[Your task] All entries below are to be reproduced precisely as they stand, without the pictures.

[The data]
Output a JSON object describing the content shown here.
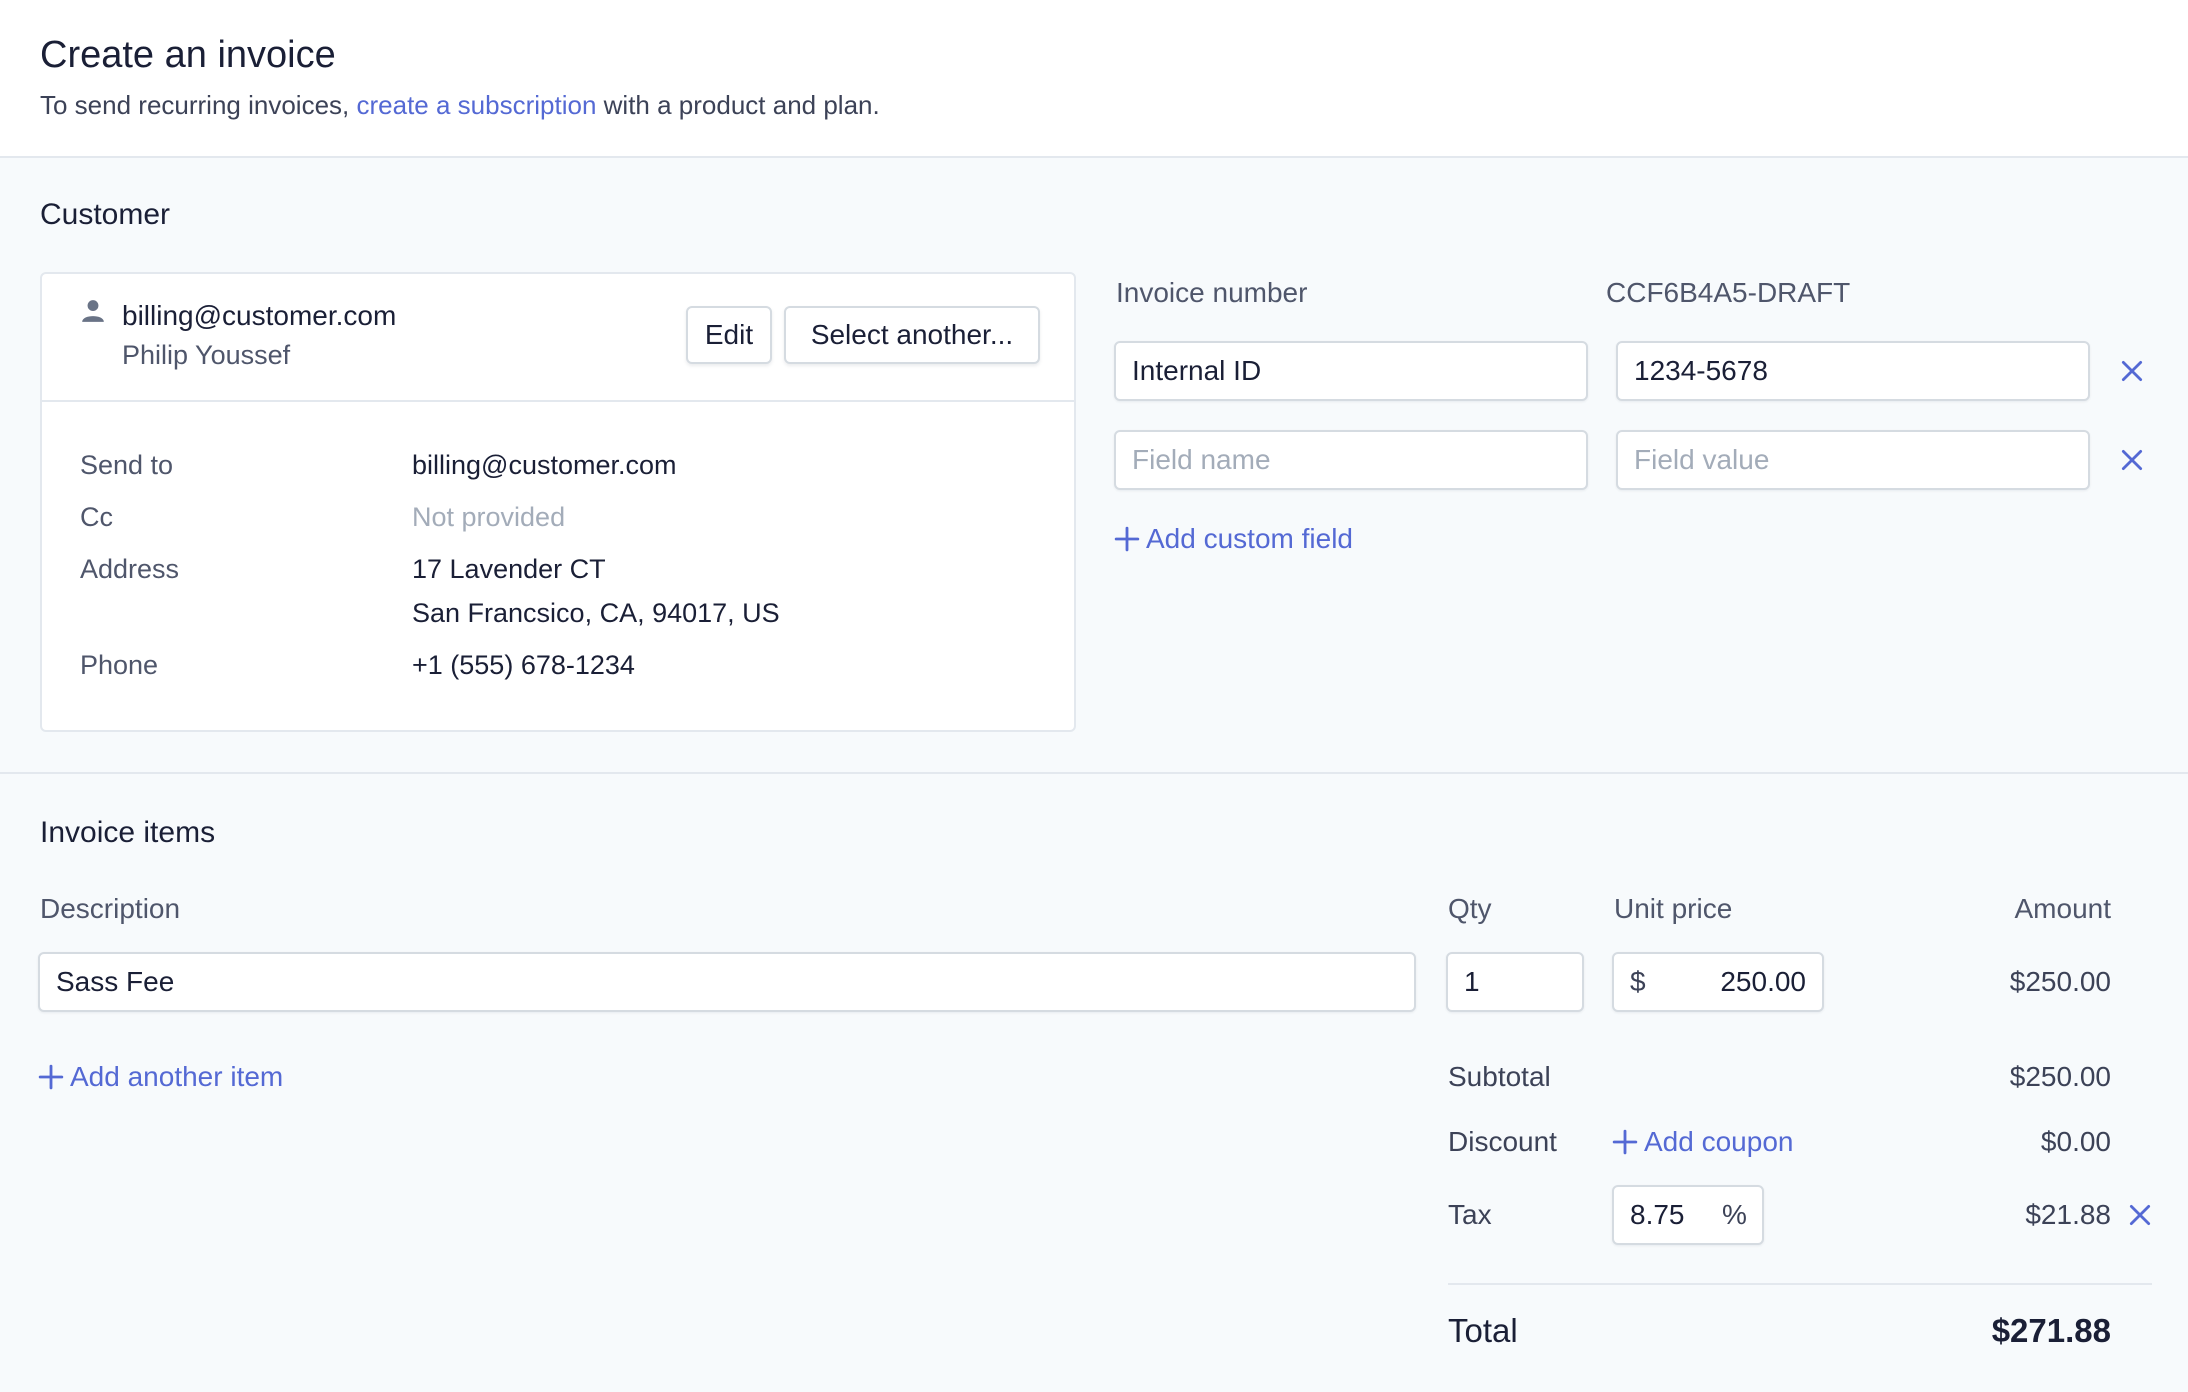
{
  "header": {
    "title": "Create an invoice",
    "subtitle_before": "To send recurring invoices,",
    "subtitle_link": "create a subscription",
    "subtitle_after": "with a product and plan."
  },
  "customer": {
    "section_title": "Customer",
    "email": "billing@customer.com",
    "name": "Philip Youssef",
    "edit_label": "Edit",
    "select_another_label": "Select another...",
    "person_icon": "person-icon",
    "details": {
      "send_to_label": "Send to",
      "send_to_value": "billing@customer.com",
      "cc_label": "Cc",
      "cc_value": "Not provided",
      "address_label": "Address",
      "address_line1": "17 Lavender CT",
      "address_line2": "San Francsico, CA, 94017, US",
      "phone_label": "Phone",
      "phone_value": "+1 (555) 678-1234"
    }
  },
  "invoice_meta": {
    "number_label": "Invoice number",
    "number_value": "CCF6B4A5-DRAFT",
    "custom_fields": [
      {
        "name": "Internal ID",
        "value": "1234-5678",
        "name_placeholder": "Field name",
        "value_placeholder": "Field value"
      },
      {
        "name": "",
        "value": "",
        "name_placeholder": "Field name",
        "value_placeholder": "Field value"
      }
    ],
    "add_custom_field_label": "Add custom field"
  },
  "items": {
    "section_title": "Invoice items",
    "columns": {
      "description": "Description",
      "qty": "Qty",
      "unit_price": "Unit price",
      "amount": "Amount"
    },
    "rows": [
      {
        "description": "Sass Fee",
        "qty": "1",
        "currency": "$",
        "unit_price": "250.00",
        "amount": "$250.00"
      }
    ],
    "add_item_label": "Add another item"
  },
  "summary": {
    "subtotal_label": "Subtotal",
    "subtotal_value": "$250.00",
    "discount_label": "Discount",
    "add_coupon_label": "Add coupon",
    "discount_value": "$0.00",
    "tax_label": "Tax",
    "tax_rate": "8.75",
    "tax_unit": "%",
    "tax_value": "$21.88",
    "total_label": "Total",
    "total_value": "$271.88"
  },
  "colors": {
    "accent": "#5469d4",
    "text_primary": "#1a1f36",
    "text_secondary": "#4f566b",
    "placeholder": "#a3acb9",
    "border": "#e3e8ee",
    "background": "#f7fafc"
  }
}
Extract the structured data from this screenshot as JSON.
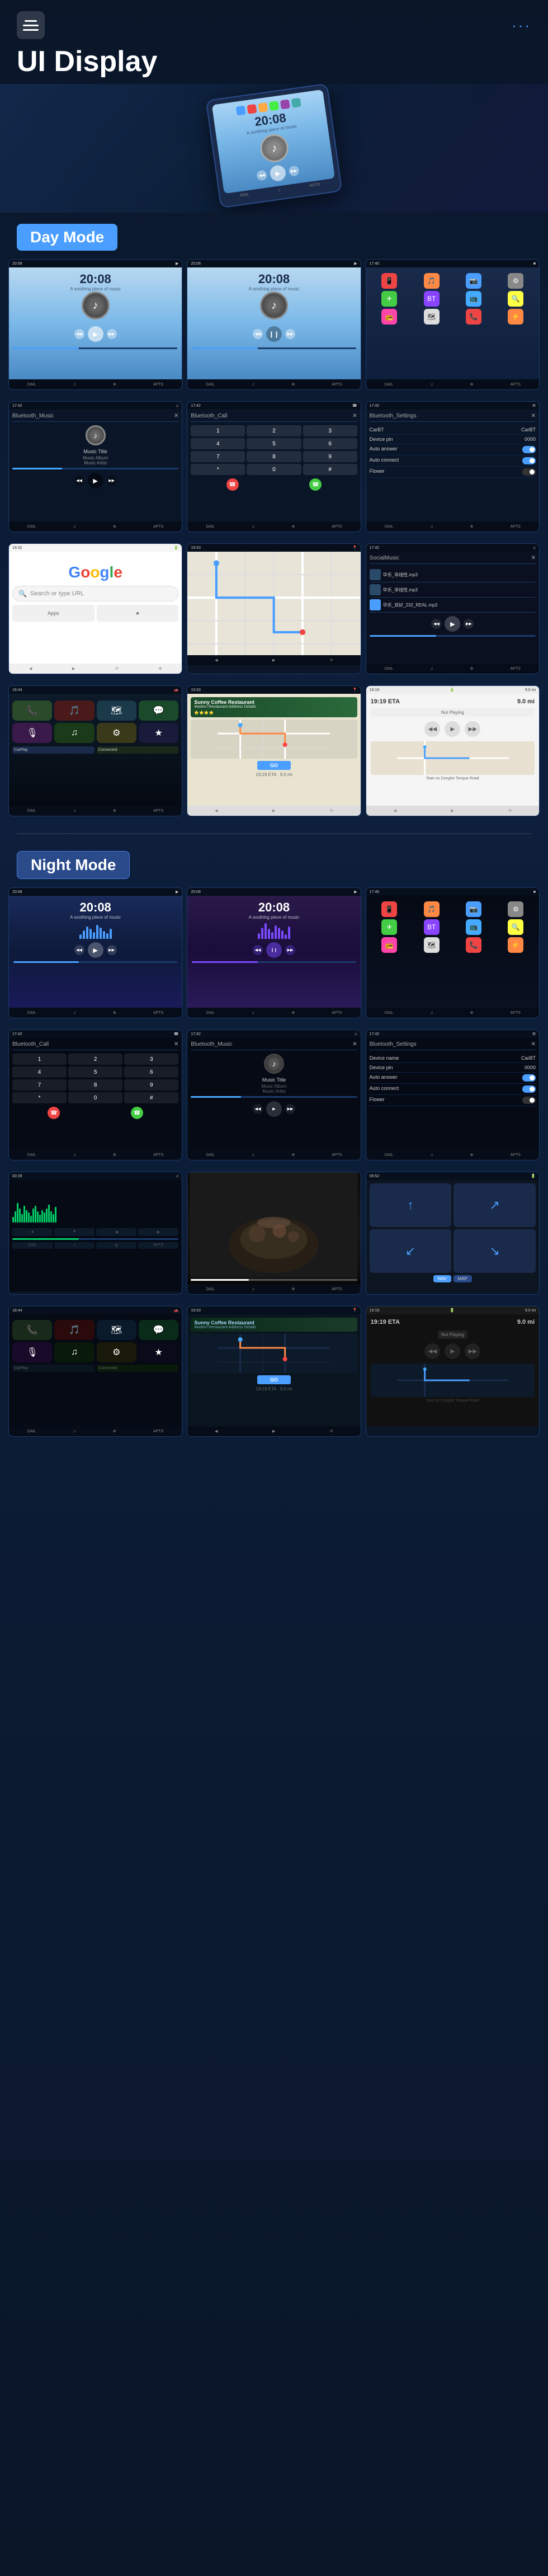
{
  "header": {
    "menu_icon": "≡",
    "menu_dots": "···",
    "title": "UI Display"
  },
  "sections": {
    "day_mode": "Day Mode",
    "night_mode": "Night Mode"
  },
  "screens": {
    "time": "20:08",
    "subtitle": "A soothing piece of music",
    "music_title": "Music Title",
    "music_album": "Music Album",
    "music_artist": "Music Artist",
    "bluetooth_music": "Bluetooth_Music",
    "bluetooth_call": "Bluetooth_Call",
    "bluetooth_settings": "Bluetooth_Settings",
    "device_name": "CarBT",
    "device_pin": "0000",
    "auto_answer": "Auto answer",
    "auto_connect": "Auto connect",
    "flower": "Flower",
    "google_placeholder": "Search or type URL",
    "local_music": "SocialMusic",
    "sunny_coffee": "Sunny Coffee Restaurant",
    "sunny_coffee_addr": "Modern Restaurant Address Details",
    "go_label": "GO",
    "not_playing": "Not Playing",
    "nav_instruction": "Start on Donghe Tonque Road",
    "eta_label": "19:19 ETA",
    "distance": "9.0 mi",
    "dial_keys": [
      "1",
      "2",
      "3",
      "4",
      "5",
      "6",
      "7",
      "8",
      "9",
      "*",
      "0",
      "#"
    ],
    "wave_heights": [
      8,
      15,
      22,
      18,
      12,
      25,
      20,
      14,
      10,
      18,
      24,
      16,
      11,
      20,
      15
    ],
    "wave_heights_green": [
      10,
      20,
      35,
      25,
      15,
      30,
      22,
      18,
      12,
      25,
      30,
      20,
      14,
      22,
      18,
      25,
      32,
      20,
      15,
      28
    ]
  }
}
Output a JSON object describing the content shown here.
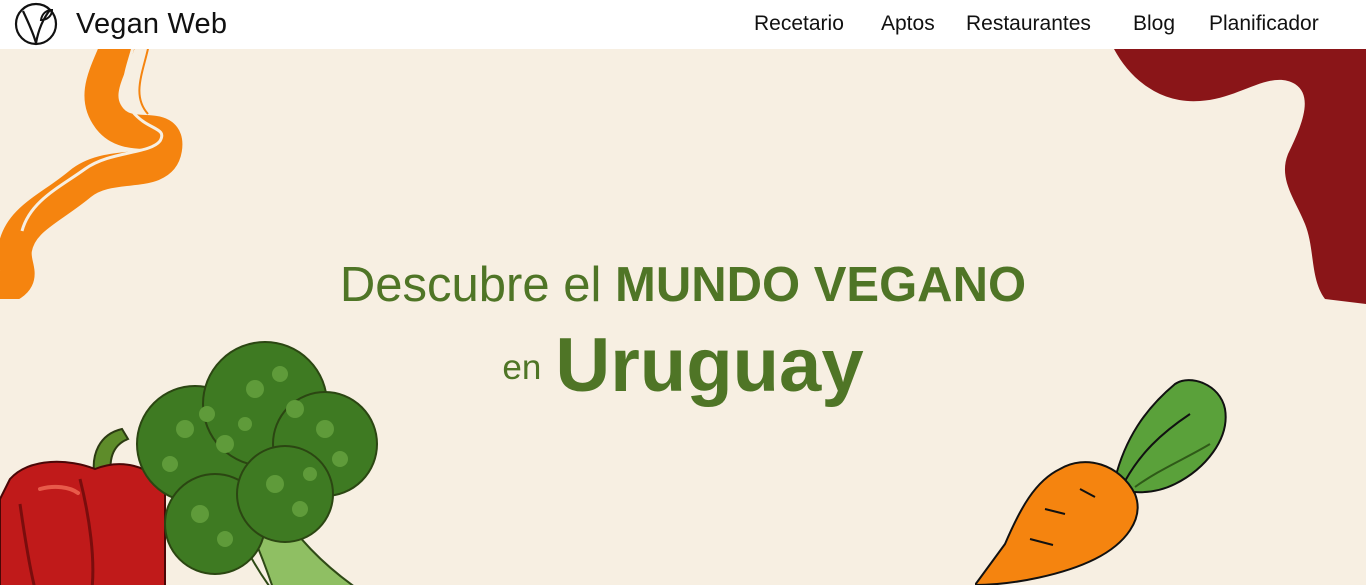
{
  "brand": {
    "name": "Vegan Web",
    "logo_icon": "leaf-v-logo-icon"
  },
  "nav": {
    "items": [
      {
        "label": "Recetario"
      },
      {
        "label": "Aptos"
      },
      {
        "label": "Restaurantes"
      },
      {
        "label": "Blog"
      },
      {
        "label": "Planificador"
      }
    ]
  },
  "hero": {
    "line1_light": "Descubre el",
    "line1_bold": "MUNDO VEGANO",
    "line2_light": "en",
    "line2_bold": "Uruguay"
  },
  "colors": {
    "background": "#f7efe2",
    "headline": "#4f7526",
    "orange_wave": "#f5840f",
    "red_blob": "#8a1518",
    "navbar": "#ffffff"
  },
  "illustrations": [
    "orange-wave-decoration",
    "red-blob-decoration",
    "red-pepper-illustration",
    "broccoli-illustration",
    "carrot-illustration"
  ]
}
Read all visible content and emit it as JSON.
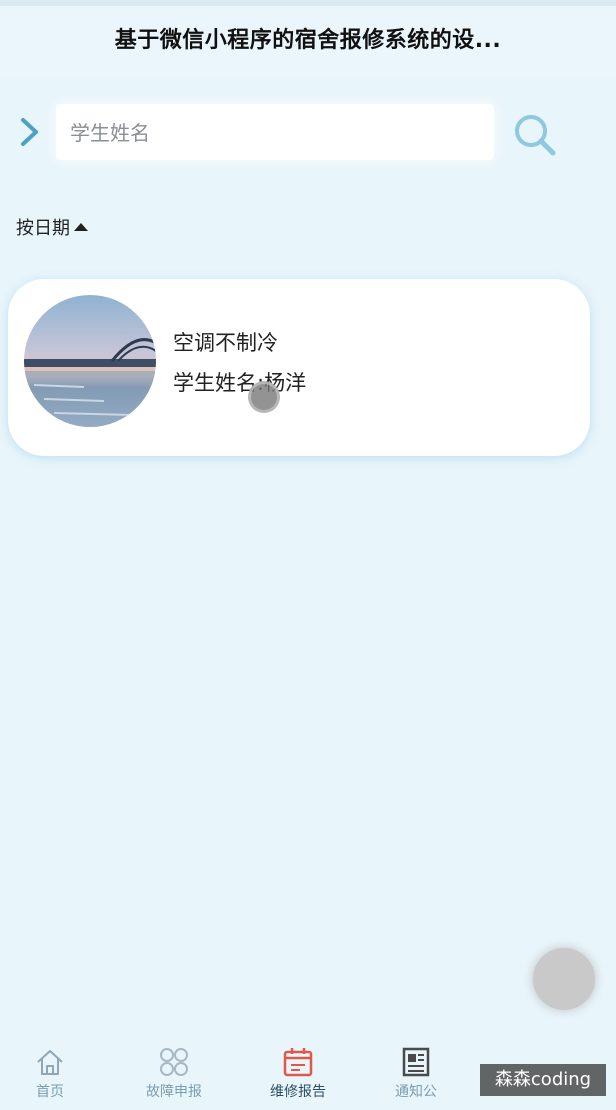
{
  "header": {
    "title": "基于微信小程序的宿舍报修系统的设..."
  },
  "search": {
    "placeholder": "学生姓名",
    "value": ""
  },
  "sort": {
    "label": "按日期"
  },
  "records": [
    {
      "title": "空调不制冷",
      "student": "学生姓名:杨洋",
      "image_icon": "bridge-sunset-photo"
    }
  ],
  "tabbar": {
    "items": [
      {
        "label": "首页",
        "icon": "home-icon",
        "active": false
      },
      {
        "label": "故障申报",
        "icon": "grid-icon",
        "active": false
      },
      {
        "label": "维修报告",
        "icon": "calendar-icon",
        "active": true
      },
      {
        "label": "通知公",
        "icon": "news-icon",
        "active": false
      }
    ]
  },
  "watermark": "森森coding",
  "colors": {
    "background": "#e8f5fb",
    "accent": "#5aa8c8",
    "active_tab_icon": "#e0584a"
  }
}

[Response below]
Output a JSON object describing the content shown here.
{
  "header": {
    "title": "Create an invoice",
    "subtitle_before": "To send recurring invoices,",
    "subtitle_link": "create a subscription",
    "subtitle_after": "with a product and plan."
  },
  "customer": {
    "section_title": "Customer",
    "email": "billing@customer.com",
    "name": "Philip Youssef",
    "edit_label": "Edit",
    "select_another_label": "Select another...",
    "person_icon": "person-icon",
    "details": {
      "send_to_label": "Send to",
      "send_to_value": "billing@customer.com",
      "cc_label": "Cc",
      "cc_value": "Not provided",
      "address_label": "Address",
      "address_line1": "17 Lavender CT",
      "address_line2": "San Francsico, CA, 94017, US",
      "phone_label": "Phone",
      "phone_value": "+1 (555) 678-1234"
    }
  },
  "invoice_meta": {
    "number_label": "Invoice number",
    "number_value": "CCF6B4A5-DRAFT",
    "custom_fields": [
      {
        "name": "Internal ID",
        "value": "1234-5678",
        "name_placeholder": "Field name",
        "value_placeholder": "Field value"
      },
      {
        "name": "",
        "value": "",
        "name_placeholder": "Field name",
        "value_placeholder": "Field value"
      }
    ],
    "add_custom_field_label": "Add custom field"
  },
  "items": {
    "section_title": "Invoice items",
    "columns": {
      "description": "Description",
      "qty": "Qty",
      "unit_price": "Unit price",
      "amount": "Amount"
    },
    "rows": [
      {
        "description": "Sass Fee",
        "qty": "1",
        "currency": "$",
        "unit_price": "250.00",
        "amount": "$250.00"
      }
    ],
    "add_item_label": "Add another item"
  },
  "summary": {
    "subtotal_label": "Subtotal",
    "subtotal_value": "$250.00",
    "discount_label": "Discount",
    "add_coupon_label": "Add coupon",
    "discount_value": "$0.00",
    "tax_label": "Tax",
    "tax_rate": "8.75",
    "tax_unit": "%",
    "tax_value": "$21.88",
    "total_label": "Total",
    "total_value": "$271.88"
  },
  "colors": {
    "accent": "#5469d4",
    "text_primary": "#1a1f36",
    "text_secondary": "#4f566b",
    "placeholder": "#a3acb9",
    "border": "#e3e8ee",
    "background": "#f7fafc"
  }
}
Extract the structured data from this screenshot as JSON.
{
  "header": {
    "menu_icon": "≡",
    "menu_dots": "···",
    "title": "UI Display"
  },
  "sections": {
    "day_mode": "Day Mode",
    "night_mode": "Night Mode"
  },
  "screens": {
    "time": "20:08",
    "subtitle": "A soothing piece of music",
    "music_title": "Music Title",
    "music_album": "Music Album",
    "music_artist": "Music Artist",
    "bluetooth_music": "Bluetooth_Music",
    "bluetooth_call": "Bluetooth_Call",
    "bluetooth_settings": "Bluetooth_Settings",
    "device_name": "CarBT",
    "device_pin": "0000",
    "auto_answer": "Auto answer",
    "auto_connect": "Auto connect",
    "flower": "Flower",
    "google_placeholder": "Search or type URL",
    "local_music": "SocialMusic",
    "sunny_coffee": "Sunny Coffee Restaurant",
    "sunny_coffee_addr": "Modern Restaurant Address Details",
    "go_label": "GO",
    "not_playing": "Not Playing",
    "nav_instruction": "Start on Donghe Tonque Road",
    "eta_label": "19:19 ETA",
    "distance": "9.0 mi",
    "dial_keys": [
      "1",
      "2",
      "3",
      "4",
      "5",
      "6",
      "7",
      "8",
      "9",
      "*",
      "0",
      "#"
    ],
    "wave_heights": [
      8,
      15,
      22,
      18,
      12,
      25,
      20,
      14,
      10,
      18,
      24,
      16,
      11,
      20,
      15
    ],
    "wave_heights_green": [
      10,
      20,
      35,
      25,
      15,
      30,
      22,
      18,
      12,
      25,
      30,
      20,
      14,
      22,
      18,
      25,
      32,
      20,
      15,
      28
    ]
  }
}
Output a JSON object describing the content shown here.
{
  "brand": {
    "name": "Vegan Web",
    "logo_icon": "leaf-v-logo-icon"
  },
  "nav": {
    "items": [
      {
        "label": "Recetario"
      },
      {
        "label": "Aptos"
      },
      {
        "label": "Restaurantes"
      },
      {
        "label": "Blog"
      },
      {
        "label": "Planificador"
      }
    ]
  },
  "hero": {
    "line1_light": "Descubre el",
    "line1_bold": "MUNDO VEGANO",
    "line2_light": "en",
    "line2_bold": "Uruguay"
  },
  "colors": {
    "background": "#f7efe2",
    "headline": "#4f7526",
    "orange_wave": "#f5840f",
    "red_blob": "#8a1518",
    "navbar": "#ffffff"
  },
  "illustrations": [
    "orange-wave-decoration",
    "red-blob-decoration",
    "red-pepper-illustration",
    "broccoli-illustration",
    "carrot-illustration"
  ]
}
Read all visible content and emit it as JSON.
{
  "header": {
    "title": "基于微信小程序的宿舍报修系统的设..."
  },
  "search": {
    "placeholder": "学生姓名",
    "value": ""
  },
  "sort": {
    "label": "按日期"
  },
  "records": [
    {
      "title": "空调不制冷",
      "student": "学生姓名:杨洋",
      "image_icon": "bridge-sunset-photo"
    }
  ],
  "tabbar": {
    "items": [
      {
        "label": "首页",
        "icon": "home-icon",
        "active": false
      },
      {
        "label": "故障申报",
        "icon": "grid-icon",
        "active": false
      },
      {
        "label": "维修报告",
        "icon": "calendar-icon",
        "active": true
      },
      {
        "label": "通知公",
        "icon": "news-icon",
        "active": false
      }
    ]
  },
  "watermark": "森森coding",
  "colors": {
    "background": "#e8f5fb",
    "accent": "#5aa8c8",
    "active_tab_icon": "#e0584a"
  }
}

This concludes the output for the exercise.